#### ENTRIES SUPPLIED ####
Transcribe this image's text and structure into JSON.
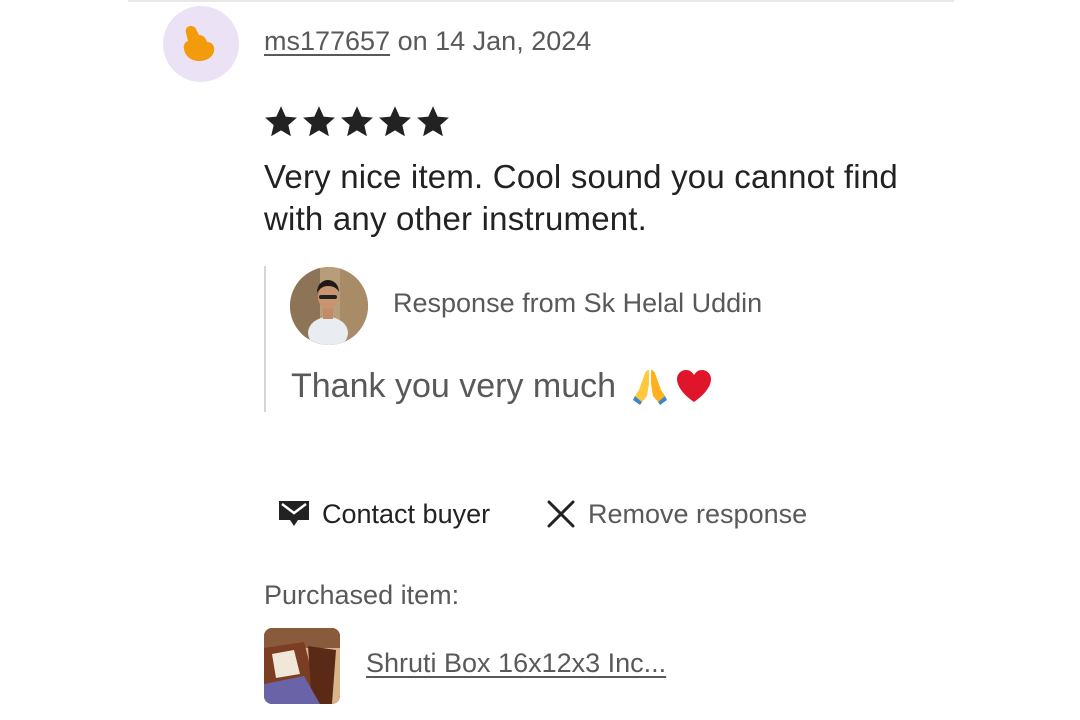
{
  "review": {
    "username": "ms177657",
    "date_text": " on 14 Jan, 2024",
    "rating": 5,
    "text": "Very nice item. Cool sound you cannot find with any other instrument.",
    "avatar_icon": "hand-icon",
    "avatar_bg": "#ece2f6",
    "avatar_fg": "#f29b0c"
  },
  "response": {
    "from_label": "Response from Sk Helal Uddin",
    "text": "Thank you very much",
    "emojis": [
      "folded-hands-icon",
      "red-heart-icon"
    ]
  },
  "actions": {
    "contact_label": "Contact buyer",
    "contact_icon": "message-icon",
    "remove_label": "Remove response",
    "remove_icon": "close-icon"
  },
  "purchase": {
    "label": "Purchased item:",
    "item_title": "Shruti Box 16x12x3 Inc..."
  }
}
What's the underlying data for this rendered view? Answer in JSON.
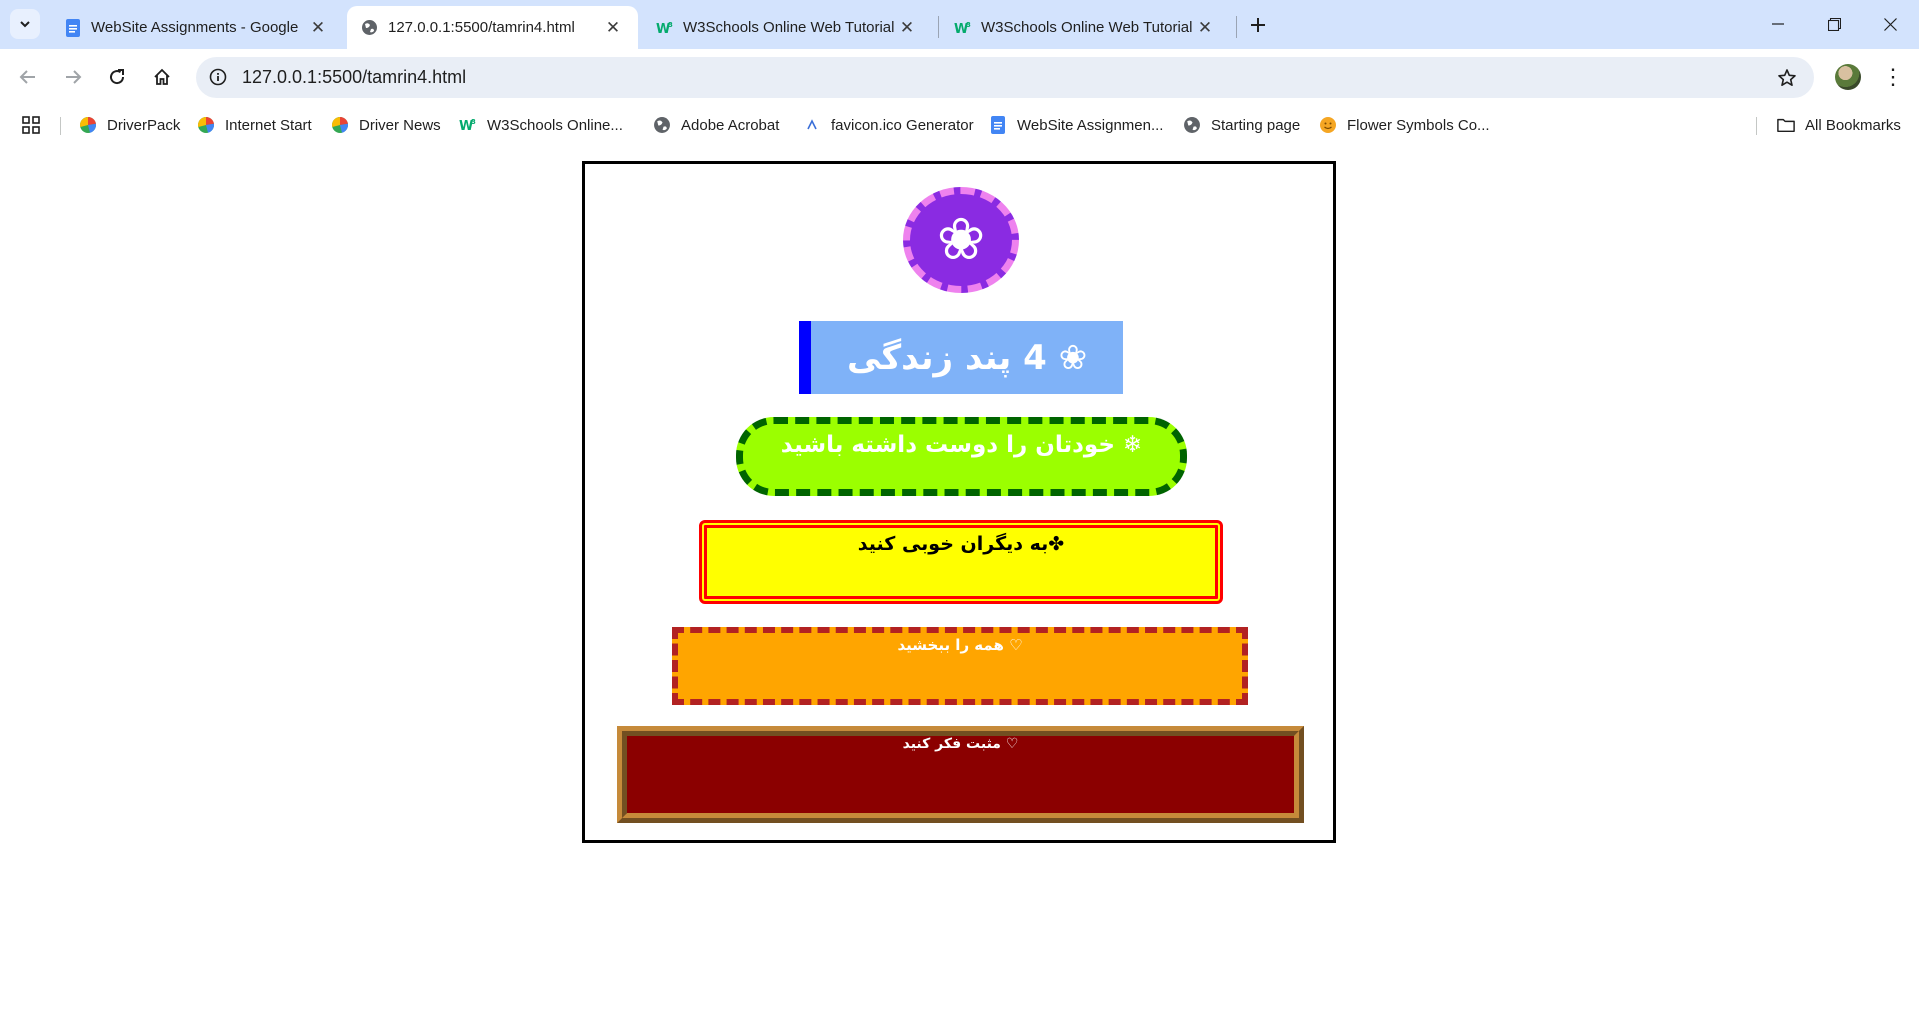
{
  "browser": {
    "tabs": [
      {
        "title": "WebSite Assignments - Google",
        "favicon": "google-docs-icon",
        "active": false
      },
      {
        "title": "127.0.0.1:5500/tamrin4.html",
        "favicon": "globe-icon",
        "active": true
      },
      {
        "title": "W3Schools Online Web Tutorial",
        "favicon": "w3schools-icon",
        "active": false
      },
      {
        "title": "W3Schools Online Web Tutorial",
        "favicon": "w3schools-icon",
        "active": false
      }
    ],
    "address": {
      "url": "127.0.0.1:5500/tamrin4.html"
    },
    "bookmarks": [
      {
        "label": "DriverPack",
        "icon": "driverpack-icon"
      },
      {
        "label": "Internet Start",
        "icon": "driverpack-icon"
      },
      {
        "label": "Driver News",
        "icon": "driverpack-icon"
      },
      {
        "label": "W3Schools Online...",
        "icon": "w3schools-icon"
      },
      {
        "label": "Adobe Acrobat",
        "icon": "globe-icon"
      },
      {
        "label": "favicon.ico Generator",
        "icon": "favicon-generator-icon"
      },
      {
        "label": "WebSite Assignmen...",
        "icon": "google-docs-icon"
      },
      {
        "label": "Starting page",
        "icon": "globe-icon"
      },
      {
        "label": "Flower Symbols Co...",
        "icon": "emoji-icon"
      }
    ],
    "all_bookmarks_label": "All Bookmarks"
  },
  "page": {
    "badge_symbol": "❀",
    "title": "❀ 4 پند زندگی",
    "items": [
      "❄ خودتان را دوست داشته باشید",
      "✤به دیگران خوبی کنید",
      "♡ همه را ببخشید",
      "♡ مثبت فکر کنید"
    ]
  },
  "colors": {
    "tabstrip_bg": "#d3e3fd",
    "badge_bg": "#8a2be2",
    "badge_border": "#ee82ee",
    "title_bg": "#7fb2f8",
    "title_accent": "#0000ff",
    "item1_bg": "#9bff00",
    "item1_border": "#006400",
    "item2_bg": "#ffff00",
    "item2_border": "#ff0000",
    "item3_bg": "#ffa500",
    "item3_border": "#b22222",
    "item4_bg": "#8b0000",
    "item4_border": "#c68a3a"
  }
}
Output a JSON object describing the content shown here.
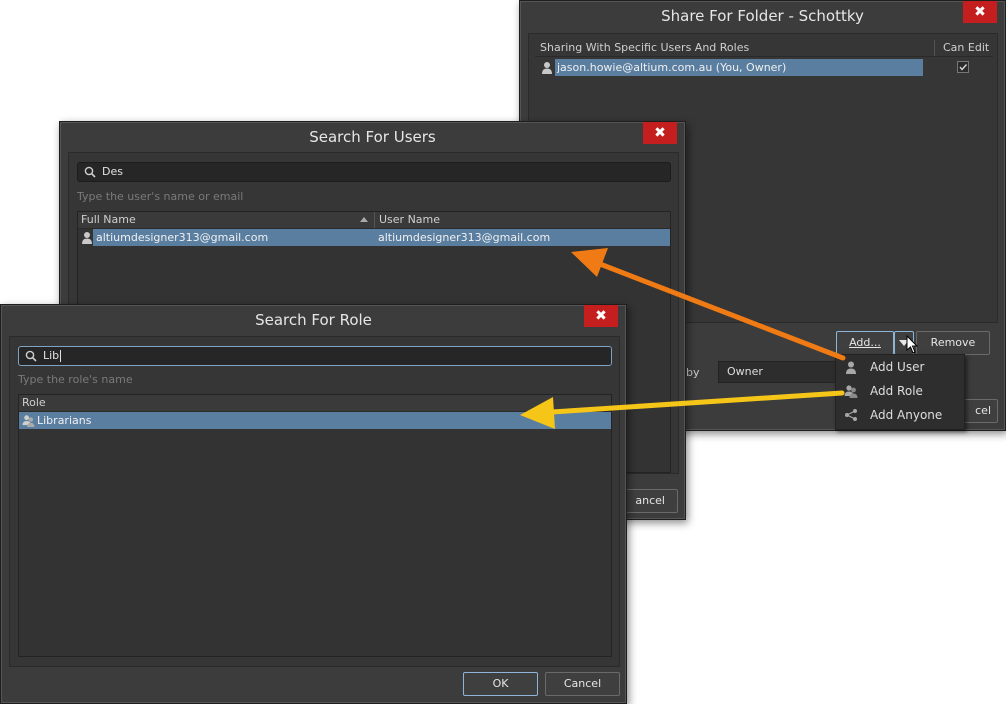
{
  "share_dialog": {
    "title": "Share For Folder - Schottky",
    "close": "✖",
    "col_sharing": "Sharing With Specific Users And Roles",
    "col_can_edit": "Can Edit",
    "row_user": "jason.howie@altium.com.au (You, Owner)",
    "add_button": "Add...",
    "remove_button": "Remove",
    "by_label": "by",
    "owner_value": "Owner",
    "cancel_partial": "cel"
  },
  "add_menu": {
    "items": [
      {
        "label": "Add User",
        "icon": "user-icon"
      },
      {
        "label": "Add Role",
        "icon": "role-icon"
      },
      {
        "label": "Add Anyone",
        "icon": "share-icon"
      }
    ]
  },
  "users_dialog": {
    "title": "Search For Users",
    "close": "✖",
    "search_value": "Des",
    "hint": "Type the user's name or email",
    "col_full_name": "Full Name",
    "col_user_name": "User Name",
    "row_full_name": "altiumdesigner313@gmail.com",
    "row_user_name": "altiumdesigner313@gmail.com",
    "cancel_partial": "ancel"
  },
  "role_dialog": {
    "title": "Search For Role",
    "close": "✖",
    "search_value": "Lib",
    "hint": "Type the role's name",
    "col_role": "Role",
    "row_role": "Librarians",
    "ok": "OK",
    "cancel": "Cancel"
  },
  "colors": {
    "arrow_orange": "#f07a14",
    "arrow_yellow": "#f5c518",
    "selection": "#5a7ea0"
  }
}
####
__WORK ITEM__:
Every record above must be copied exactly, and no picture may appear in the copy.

__RESPONSE TO THIS EXERCISE__:
Transcribe this image's text and structure into JSON.
{
  "review": {
    "username": "ms177657",
    "date_text": " on 14 Jan, 2024",
    "rating": 5,
    "text": "Very nice item. Cool sound you cannot find with any other instrument.",
    "avatar_icon": "hand-icon",
    "avatar_bg": "#ece2f6",
    "avatar_fg": "#f29b0c"
  },
  "response": {
    "from_label": "Response from Sk Helal Uddin",
    "text": "Thank you very much",
    "emojis": [
      "folded-hands-icon",
      "red-heart-icon"
    ]
  },
  "actions": {
    "contact_label": "Contact buyer",
    "contact_icon": "message-icon",
    "remove_label": "Remove response",
    "remove_icon": "close-icon"
  },
  "purchase": {
    "label": "Purchased item:",
    "item_title": "Shruti Box 16x12x3 Inc..."
  }
}
What's the underlying data for this rendered view? Answer in JSON.
{
  "browser": {
    "tabs": [
      {
        "title": "WebSite Assignments - Google",
        "favicon": "google-docs-icon",
        "active": false
      },
      {
        "title": "127.0.0.1:5500/tamrin4.html",
        "favicon": "globe-icon",
        "active": true
      },
      {
        "title": "W3Schools Online Web Tutorial",
        "favicon": "w3schools-icon",
        "active": false
      },
      {
        "title": "W3Schools Online Web Tutorial",
        "favicon": "w3schools-icon",
        "active": false
      }
    ],
    "address": {
      "url": "127.0.0.1:5500/tamrin4.html"
    },
    "bookmarks": [
      {
        "label": "DriverPack",
        "icon": "driverpack-icon"
      },
      {
        "label": "Internet Start",
        "icon": "driverpack-icon"
      },
      {
        "label": "Driver News",
        "icon": "driverpack-icon"
      },
      {
        "label": "W3Schools Online...",
        "icon": "w3schools-icon"
      },
      {
        "label": "Adobe Acrobat",
        "icon": "globe-icon"
      },
      {
        "label": "favicon.ico Generator",
        "icon": "favicon-generator-icon"
      },
      {
        "label": "WebSite Assignmen...",
        "icon": "google-docs-icon"
      },
      {
        "label": "Starting page",
        "icon": "globe-icon"
      },
      {
        "label": "Flower Symbols Co...",
        "icon": "emoji-icon"
      }
    ],
    "all_bookmarks_label": "All Bookmarks"
  },
  "page": {
    "badge_symbol": "❀",
    "title": "❀ 4 پند زندگی",
    "items": [
      "❄ خودتان را دوست داشته باشید",
      "✤به دیگران خوبی کنید",
      "♡ همه را ببخشید",
      "♡ مثبت فکر کنید"
    ]
  },
  "colors": {
    "tabstrip_bg": "#d3e3fd",
    "badge_bg": "#8a2be2",
    "badge_border": "#ee82ee",
    "title_bg": "#7fb2f8",
    "title_accent": "#0000ff",
    "item1_bg": "#9bff00",
    "item1_border": "#006400",
    "item2_bg": "#ffff00",
    "item2_border": "#ff0000",
    "item3_bg": "#ffa500",
    "item3_border": "#b22222",
    "item4_bg": "#8b0000",
    "item4_border": "#c68a3a"
  }
}
Output a JSON object describing the content shown here.
{
  "share_dialog": {
    "title": "Share For Folder - Schottky",
    "close": "✖",
    "col_sharing": "Sharing With Specific Users And Roles",
    "col_can_edit": "Can Edit",
    "row_user": "jason.howie@altium.com.au (You, Owner)",
    "add_button": "Add...",
    "remove_button": "Remove",
    "by_label": "by",
    "owner_value": "Owner",
    "cancel_partial": "cel"
  },
  "add_menu": {
    "items": [
      {
        "label": "Add User",
        "icon": "user-icon"
      },
      {
        "label": "Add Role",
        "icon": "role-icon"
      },
      {
        "label": "Add Anyone",
        "icon": "share-icon"
      }
    ]
  },
  "users_dialog": {
    "title": "Search For Users",
    "close": "✖",
    "search_value": "Des",
    "hint": "Type the user's name or email",
    "col_full_name": "Full Name",
    "col_user_name": "User Name",
    "row_full_name": "altiumdesigner313@gmail.com",
    "row_user_name": "altiumdesigner313@gmail.com",
    "cancel_partial": "ancel"
  },
  "role_dialog": {
    "title": "Search For Role",
    "close": "✖",
    "search_value": "Lib",
    "hint": "Type the role's name",
    "col_role": "Role",
    "row_role": "Librarians",
    "ok": "OK",
    "cancel": "Cancel"
  },
  "colors": {
    "arrow_orange": "#f07a14",
    "arrow_yellow": "#f5c518",
    "selection": "#5a7ea0"
  }
}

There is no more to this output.